February 19, 2009, 12:30 PM EST

"Well, the saints might go marching into New Orleans, but the scientists are marching right on out. A group of more than two thousand biologists have decided NOT to hold their 2011 annual meeting in the Big Easy," "Evening News" anchor Katie Couric noted at the open of her  February 18 video blog entry.

Couric proceeded to turn a biologists convention's PR stunt into evidence that Gov. Bobby Jindal (R-La.) is an enemy of the "scientific community.":

The reason? Louisiana has a law that allows teachers to use supplemental materials in science class - things other than the state approved curriculum. Republican-up-and-comer Bobby Jindal signed it last summer after it passed the state legislature with overwhelming support. 

The scientific community says the law is nothing more than a free pass for the teaching of creationism, and that religion has no place in a biology class. 

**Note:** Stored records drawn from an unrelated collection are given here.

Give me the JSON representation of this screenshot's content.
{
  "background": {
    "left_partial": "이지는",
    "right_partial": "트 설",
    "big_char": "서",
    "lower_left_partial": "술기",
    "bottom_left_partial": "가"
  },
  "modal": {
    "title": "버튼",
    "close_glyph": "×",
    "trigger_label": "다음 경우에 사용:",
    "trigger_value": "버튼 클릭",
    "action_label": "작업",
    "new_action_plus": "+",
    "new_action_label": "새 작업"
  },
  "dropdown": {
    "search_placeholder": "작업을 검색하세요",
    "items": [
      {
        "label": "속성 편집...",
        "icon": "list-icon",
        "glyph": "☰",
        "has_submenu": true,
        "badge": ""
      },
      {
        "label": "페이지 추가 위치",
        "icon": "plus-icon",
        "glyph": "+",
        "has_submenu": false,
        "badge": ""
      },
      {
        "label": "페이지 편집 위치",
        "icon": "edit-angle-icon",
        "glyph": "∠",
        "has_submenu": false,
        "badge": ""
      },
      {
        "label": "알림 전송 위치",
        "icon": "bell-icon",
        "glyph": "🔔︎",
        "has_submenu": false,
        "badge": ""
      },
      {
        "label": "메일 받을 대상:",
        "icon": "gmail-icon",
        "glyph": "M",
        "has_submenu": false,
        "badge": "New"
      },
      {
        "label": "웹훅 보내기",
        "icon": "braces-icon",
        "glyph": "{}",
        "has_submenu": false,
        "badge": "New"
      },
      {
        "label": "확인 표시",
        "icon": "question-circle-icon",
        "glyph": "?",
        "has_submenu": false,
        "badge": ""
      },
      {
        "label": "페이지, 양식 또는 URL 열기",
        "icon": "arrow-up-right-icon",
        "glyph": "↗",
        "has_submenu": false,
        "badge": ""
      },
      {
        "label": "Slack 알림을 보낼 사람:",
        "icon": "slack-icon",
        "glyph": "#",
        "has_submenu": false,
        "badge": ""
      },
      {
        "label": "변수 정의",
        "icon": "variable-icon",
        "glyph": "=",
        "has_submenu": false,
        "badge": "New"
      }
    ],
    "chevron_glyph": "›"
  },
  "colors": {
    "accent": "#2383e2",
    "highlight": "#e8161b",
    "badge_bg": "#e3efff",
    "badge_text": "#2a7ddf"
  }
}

In closing, Couric noted that the Society for Integrative and Comparative Biology (SICB) was moving its 2011 convention to Salt Lake City before joking:

February 18, 2009, 5:22 PM EST

While many Hollywood stars may have raised a champagne flute yesterday to mark President Obama's signing of the stimulus package, actor Kelsey Grammer was not among them. The actor best known for his roles in "Cheers" and "Frasier" told NewsBusters's sister organization CNSNews.com recently that he was a "free enterprise guy" who feared that CEO pay caps included in the corporate bailouts were a "sort of a deal with the devil."

CNSNews.com staffer Nicholas Ballasy caught up with Grammer recently at a ceremony marking the reopening of Ford's Theatre where the actor panned the package as rewarding "evildoers" who have wrecked the economy:

February 18, 2009, 1:33 PM EST

Bonnie Erbe pic via PBS Web siteIf the right to an abortion is really about about a woman's choice, then it logically follows that a fully-informed choice is a proper concern for public policy makers on the state level.

But don't tell that to pro-choice liberal journalist Bonnie Erbe. The US News & World Report contributing editor unleashed her fury at "Antiabortion Fanatics' New Invasive Attack: The Forced Ultrasound" in a February 12 blog post.

Oozing contempt from every pore, the PBS "To the Contrary" host slammed as "fanatics" conservative lawmakers in 11 states who "are considering bills that would offer or require ultrasounds before a woman gets an abortion."

Erbe insisted she was not mad at "average, conservative, pro-life voters," but those average joes are the very folks who elect the state legislators considering these laws. Indeed, it is often "average" pro-life conservatives who run for and win state legislative seats only to face fierce, well-organized and well-financed opposition to abortion reduction measures by radical pro-choice lobbies.

February 17, 2009, 12:08 PM EST

Did you know that elderly people are utterly hopeless sad sacks who can't adapt to change?

That's what readers of the Baltimore Sun were basically greeted with in a February 17 story -- "Some left out in switch from analog to digital signal" -- which dutifully found two elderly women who are unprepared for a partial TV-less existence since two Baltimore stations ditched their analog signals at midnight.

Baltimore Sun reporters David Zurawik and Sam Sessa told the sad tales of 68-year old Janice Stephenson and 84-year old Eula Riggle. Sandwiched between their tales of woe, Zurawik and Sessa quoted a college professor who blamed the federal government for the supposed catastrophe and a politician who complained about the voucher program and the quality of the converter boxes that have been installed for senior citizens.

Yet when it comes to the Sun's actual poster women for TV deprivation, Stephenson and Riggle, the former had planned to start a cable subscription -- she postponed it having heard of the nationwide DTV conversion deadline being pushed back to June -- and the latter bought a converter box, only to end up selling it to someone else.